The RBD device is an early iteration in what we hope will be a rapid evolution of neurosurgical devices designed for stereotactic therapeutic delivery to the CNS. While it represents an improvement over straight cannula injectors, RBD still does not fully recapitulate the cell distribution achieved in preclinical animal models. In a rat model of PD, three injections of ~ 1 μl of cell suspension to the rat striatum are sufficient to treat the animal. However, the relevant human brain target is over 500 times larger. Theoretically, to achieve the same distribution of dopaminergic neurons in the human brain, one would need to deposit 1 μl of cell suspension at 1500 separate locations (per hemisphere). Such a feat is likely both impractical and unsafe with current injection technologies. One possible solution, however, is to reduce the RBD delivery catheter to very small dimensions.
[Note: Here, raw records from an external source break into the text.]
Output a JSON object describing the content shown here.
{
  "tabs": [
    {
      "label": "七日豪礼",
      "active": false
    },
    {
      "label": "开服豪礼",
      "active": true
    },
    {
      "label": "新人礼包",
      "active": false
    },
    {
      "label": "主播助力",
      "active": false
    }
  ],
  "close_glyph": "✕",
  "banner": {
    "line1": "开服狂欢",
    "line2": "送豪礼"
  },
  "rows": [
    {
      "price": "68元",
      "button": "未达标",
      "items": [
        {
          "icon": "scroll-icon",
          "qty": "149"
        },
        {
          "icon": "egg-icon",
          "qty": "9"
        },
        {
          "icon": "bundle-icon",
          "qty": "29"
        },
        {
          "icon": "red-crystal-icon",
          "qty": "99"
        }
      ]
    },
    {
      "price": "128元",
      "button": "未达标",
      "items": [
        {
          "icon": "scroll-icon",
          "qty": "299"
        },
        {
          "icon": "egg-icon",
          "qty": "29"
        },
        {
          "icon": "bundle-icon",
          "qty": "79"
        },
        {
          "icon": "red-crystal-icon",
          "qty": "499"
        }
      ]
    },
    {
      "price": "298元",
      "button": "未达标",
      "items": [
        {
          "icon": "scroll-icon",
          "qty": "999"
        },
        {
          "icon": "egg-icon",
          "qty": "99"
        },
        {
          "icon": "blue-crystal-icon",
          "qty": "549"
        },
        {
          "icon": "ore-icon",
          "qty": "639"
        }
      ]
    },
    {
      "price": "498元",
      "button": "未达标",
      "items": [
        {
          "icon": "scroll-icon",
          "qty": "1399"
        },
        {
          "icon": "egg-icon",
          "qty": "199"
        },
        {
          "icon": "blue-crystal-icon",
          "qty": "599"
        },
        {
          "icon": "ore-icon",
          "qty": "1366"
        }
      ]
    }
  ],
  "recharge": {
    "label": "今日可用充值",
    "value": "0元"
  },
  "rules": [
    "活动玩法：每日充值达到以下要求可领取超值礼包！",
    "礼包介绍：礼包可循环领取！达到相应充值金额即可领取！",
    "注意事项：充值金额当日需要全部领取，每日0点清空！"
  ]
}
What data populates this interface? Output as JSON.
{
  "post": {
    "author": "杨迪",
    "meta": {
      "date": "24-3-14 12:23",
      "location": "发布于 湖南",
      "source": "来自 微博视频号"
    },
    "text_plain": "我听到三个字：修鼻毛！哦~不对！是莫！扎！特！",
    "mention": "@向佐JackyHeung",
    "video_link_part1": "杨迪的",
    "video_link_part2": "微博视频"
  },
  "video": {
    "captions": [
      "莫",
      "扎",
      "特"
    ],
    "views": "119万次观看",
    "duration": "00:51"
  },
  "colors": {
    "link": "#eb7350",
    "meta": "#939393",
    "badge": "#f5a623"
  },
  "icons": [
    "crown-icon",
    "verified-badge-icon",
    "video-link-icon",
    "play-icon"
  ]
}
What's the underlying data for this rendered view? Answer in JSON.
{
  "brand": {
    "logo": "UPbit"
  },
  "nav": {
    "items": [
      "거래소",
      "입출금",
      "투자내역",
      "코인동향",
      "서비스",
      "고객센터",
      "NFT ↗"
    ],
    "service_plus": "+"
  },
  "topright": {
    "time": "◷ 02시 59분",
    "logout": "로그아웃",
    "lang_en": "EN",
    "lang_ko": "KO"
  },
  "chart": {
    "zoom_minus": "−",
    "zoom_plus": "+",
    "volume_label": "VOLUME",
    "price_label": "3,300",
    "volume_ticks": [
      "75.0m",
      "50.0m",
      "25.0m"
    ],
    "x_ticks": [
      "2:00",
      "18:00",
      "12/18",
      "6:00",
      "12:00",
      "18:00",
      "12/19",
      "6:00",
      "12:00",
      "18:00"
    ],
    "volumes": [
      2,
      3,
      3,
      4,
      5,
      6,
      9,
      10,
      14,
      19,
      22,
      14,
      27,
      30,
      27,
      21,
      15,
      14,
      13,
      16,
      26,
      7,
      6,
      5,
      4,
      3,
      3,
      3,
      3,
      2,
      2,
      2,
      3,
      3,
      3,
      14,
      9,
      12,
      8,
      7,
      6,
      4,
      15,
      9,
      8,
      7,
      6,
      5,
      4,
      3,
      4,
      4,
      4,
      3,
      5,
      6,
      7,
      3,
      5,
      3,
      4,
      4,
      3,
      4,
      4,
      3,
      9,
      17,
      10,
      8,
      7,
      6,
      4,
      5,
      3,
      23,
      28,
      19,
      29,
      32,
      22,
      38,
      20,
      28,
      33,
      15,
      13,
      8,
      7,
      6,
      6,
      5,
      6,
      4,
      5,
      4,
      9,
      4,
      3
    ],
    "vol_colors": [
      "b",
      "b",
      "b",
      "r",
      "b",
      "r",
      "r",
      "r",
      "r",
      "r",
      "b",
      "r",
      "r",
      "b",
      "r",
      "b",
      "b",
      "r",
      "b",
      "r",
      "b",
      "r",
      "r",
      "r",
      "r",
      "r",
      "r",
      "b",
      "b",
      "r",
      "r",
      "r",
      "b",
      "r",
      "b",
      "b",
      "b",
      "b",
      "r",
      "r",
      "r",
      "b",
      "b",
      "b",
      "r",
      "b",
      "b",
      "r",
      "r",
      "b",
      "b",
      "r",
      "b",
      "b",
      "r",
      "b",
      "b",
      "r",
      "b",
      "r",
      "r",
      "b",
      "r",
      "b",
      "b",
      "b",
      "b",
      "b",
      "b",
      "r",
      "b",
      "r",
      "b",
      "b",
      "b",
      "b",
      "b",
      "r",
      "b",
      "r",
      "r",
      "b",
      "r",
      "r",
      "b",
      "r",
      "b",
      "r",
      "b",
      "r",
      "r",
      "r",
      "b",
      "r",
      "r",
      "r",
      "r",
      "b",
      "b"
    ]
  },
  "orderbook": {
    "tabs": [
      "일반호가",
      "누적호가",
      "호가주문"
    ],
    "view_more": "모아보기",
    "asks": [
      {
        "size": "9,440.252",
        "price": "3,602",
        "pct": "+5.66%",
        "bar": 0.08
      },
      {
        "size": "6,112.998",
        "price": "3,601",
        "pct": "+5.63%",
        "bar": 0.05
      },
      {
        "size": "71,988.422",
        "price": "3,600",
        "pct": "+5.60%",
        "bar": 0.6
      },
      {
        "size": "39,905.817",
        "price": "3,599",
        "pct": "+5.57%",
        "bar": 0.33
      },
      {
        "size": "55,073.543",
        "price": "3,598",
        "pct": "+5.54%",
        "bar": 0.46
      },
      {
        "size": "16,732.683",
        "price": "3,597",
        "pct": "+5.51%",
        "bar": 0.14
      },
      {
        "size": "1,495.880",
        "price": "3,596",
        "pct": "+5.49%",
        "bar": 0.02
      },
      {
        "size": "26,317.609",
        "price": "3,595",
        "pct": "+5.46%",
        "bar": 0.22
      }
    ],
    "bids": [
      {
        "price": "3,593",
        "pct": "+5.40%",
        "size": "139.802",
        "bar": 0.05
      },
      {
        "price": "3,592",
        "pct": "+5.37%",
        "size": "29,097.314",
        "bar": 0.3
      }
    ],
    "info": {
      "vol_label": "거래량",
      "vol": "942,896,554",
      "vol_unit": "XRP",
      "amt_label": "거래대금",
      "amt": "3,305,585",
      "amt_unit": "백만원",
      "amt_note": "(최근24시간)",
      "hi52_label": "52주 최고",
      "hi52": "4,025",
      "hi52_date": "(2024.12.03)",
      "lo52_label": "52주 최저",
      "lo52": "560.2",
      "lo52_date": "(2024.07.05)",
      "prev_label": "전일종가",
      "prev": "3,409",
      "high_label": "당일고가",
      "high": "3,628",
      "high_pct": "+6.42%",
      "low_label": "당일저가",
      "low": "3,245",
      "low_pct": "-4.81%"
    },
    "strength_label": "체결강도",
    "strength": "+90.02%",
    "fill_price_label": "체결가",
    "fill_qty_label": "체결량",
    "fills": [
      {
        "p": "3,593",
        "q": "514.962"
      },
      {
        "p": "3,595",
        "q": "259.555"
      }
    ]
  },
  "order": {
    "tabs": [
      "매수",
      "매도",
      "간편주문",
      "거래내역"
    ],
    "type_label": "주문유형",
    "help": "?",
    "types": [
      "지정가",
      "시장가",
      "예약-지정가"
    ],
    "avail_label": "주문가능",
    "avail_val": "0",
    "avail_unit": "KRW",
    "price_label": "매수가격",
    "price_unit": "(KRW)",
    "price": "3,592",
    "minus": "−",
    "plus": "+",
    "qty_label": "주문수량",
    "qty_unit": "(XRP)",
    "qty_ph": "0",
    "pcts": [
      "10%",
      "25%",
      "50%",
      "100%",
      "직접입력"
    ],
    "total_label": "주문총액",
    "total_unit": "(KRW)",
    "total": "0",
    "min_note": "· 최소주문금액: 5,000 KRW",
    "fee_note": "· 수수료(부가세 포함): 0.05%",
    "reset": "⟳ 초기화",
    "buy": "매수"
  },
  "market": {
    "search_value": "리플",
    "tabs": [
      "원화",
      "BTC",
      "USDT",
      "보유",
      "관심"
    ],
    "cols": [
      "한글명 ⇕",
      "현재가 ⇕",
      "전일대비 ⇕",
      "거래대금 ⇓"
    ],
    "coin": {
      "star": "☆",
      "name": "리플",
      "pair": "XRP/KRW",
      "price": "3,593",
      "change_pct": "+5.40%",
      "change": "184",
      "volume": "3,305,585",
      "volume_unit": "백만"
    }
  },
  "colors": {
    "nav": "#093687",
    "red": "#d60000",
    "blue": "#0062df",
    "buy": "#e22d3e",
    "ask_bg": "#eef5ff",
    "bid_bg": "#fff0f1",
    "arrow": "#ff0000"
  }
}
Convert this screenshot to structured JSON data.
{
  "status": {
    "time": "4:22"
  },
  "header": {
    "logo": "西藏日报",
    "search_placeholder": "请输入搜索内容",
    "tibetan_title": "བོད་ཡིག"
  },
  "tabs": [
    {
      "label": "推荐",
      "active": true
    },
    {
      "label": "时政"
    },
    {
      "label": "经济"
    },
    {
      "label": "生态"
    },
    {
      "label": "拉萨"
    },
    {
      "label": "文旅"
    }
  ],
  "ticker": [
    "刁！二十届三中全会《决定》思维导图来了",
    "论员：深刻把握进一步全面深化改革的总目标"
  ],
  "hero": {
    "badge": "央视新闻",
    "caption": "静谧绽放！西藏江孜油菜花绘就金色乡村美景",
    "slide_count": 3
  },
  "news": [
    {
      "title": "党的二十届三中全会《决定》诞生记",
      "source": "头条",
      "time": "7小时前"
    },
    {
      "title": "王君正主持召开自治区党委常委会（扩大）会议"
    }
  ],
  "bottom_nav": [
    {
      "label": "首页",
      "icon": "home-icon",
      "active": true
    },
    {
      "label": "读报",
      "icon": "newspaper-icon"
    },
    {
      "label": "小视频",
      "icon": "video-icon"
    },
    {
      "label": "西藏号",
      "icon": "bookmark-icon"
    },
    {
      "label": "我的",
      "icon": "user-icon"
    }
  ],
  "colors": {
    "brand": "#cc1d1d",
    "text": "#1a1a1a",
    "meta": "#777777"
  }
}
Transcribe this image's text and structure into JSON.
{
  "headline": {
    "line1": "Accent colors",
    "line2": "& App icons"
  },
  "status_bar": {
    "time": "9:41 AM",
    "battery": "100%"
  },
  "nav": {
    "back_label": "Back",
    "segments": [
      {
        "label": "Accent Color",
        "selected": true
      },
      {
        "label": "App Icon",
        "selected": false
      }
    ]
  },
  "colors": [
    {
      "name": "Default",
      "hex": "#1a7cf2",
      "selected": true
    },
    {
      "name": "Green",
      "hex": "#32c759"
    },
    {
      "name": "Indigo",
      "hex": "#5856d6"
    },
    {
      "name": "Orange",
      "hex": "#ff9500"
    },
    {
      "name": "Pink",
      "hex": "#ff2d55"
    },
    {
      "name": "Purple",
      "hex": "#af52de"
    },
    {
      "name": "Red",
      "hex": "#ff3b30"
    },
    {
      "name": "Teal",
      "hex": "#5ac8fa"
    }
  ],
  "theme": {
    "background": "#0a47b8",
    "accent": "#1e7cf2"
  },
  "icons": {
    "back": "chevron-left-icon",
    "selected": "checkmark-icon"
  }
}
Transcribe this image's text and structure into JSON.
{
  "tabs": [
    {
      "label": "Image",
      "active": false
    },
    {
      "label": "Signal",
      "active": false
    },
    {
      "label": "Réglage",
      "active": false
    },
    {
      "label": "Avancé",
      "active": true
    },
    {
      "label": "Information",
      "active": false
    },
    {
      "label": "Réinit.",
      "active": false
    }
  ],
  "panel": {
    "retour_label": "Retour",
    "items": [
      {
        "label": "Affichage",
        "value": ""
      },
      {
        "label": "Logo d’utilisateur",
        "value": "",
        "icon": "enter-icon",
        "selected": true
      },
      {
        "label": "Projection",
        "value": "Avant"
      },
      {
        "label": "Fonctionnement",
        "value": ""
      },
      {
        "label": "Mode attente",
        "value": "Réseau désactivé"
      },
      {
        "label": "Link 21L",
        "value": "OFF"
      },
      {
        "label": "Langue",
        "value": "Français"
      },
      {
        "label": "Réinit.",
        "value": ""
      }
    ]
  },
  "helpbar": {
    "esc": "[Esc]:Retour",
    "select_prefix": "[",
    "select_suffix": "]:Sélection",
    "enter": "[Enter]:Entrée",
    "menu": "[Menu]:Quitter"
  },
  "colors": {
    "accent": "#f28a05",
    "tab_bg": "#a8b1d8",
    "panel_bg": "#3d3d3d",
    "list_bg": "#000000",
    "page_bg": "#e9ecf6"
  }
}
For rodent cell transplantation surgeries, we routinely use cannulas with outer diameters of ~50 μm that inflict minimal injury on the host brain. Perhaps it will be possible to create an RBD-like device that simultaneously deploys hundreds of such very fine cell delivery catheters according to surgical plan. In some cases, a straight initial trajectory is not ideal. For instance, critical brain structures might lie between the desired entry point and planned target region. A “steerable” injection device could solve this problem. Instead of being limited to a straight trajectory to a given target, perhaps future injection devices can take curved paths in order to circumvent injury to critical structures. In addition, future developments in material sciences may identify materials that are less traumatic to CNS tissues. The translational needs that exist at the surgical bedside are constantly evolving and change with discoveries made both in the basic science laboratories and the clinical setting. Certain breakthroughs in cell biology research may actually obviate the need for surgical cell dispersal. Certain stem cells themselves may have the innate ability to migrate toward tumors or injured regions within the brain,[3,36,56] and perhaps some day we will be able to engineer them to target other specific CNS loci for drug or viral delivery. Perhaps we may even learn how to manipulate the BBB to allow entry of cell therapeutics from the intravascular compartment. In any case, continued close interactions between the basic science community, bioengineers, and neurosurgeons will be key to facilitate the translation of preclinical research into clinical therapies.
Available FREE in open access from: http://www.surgicalneurologyint.com/text.asp?2013/4/2/22/109190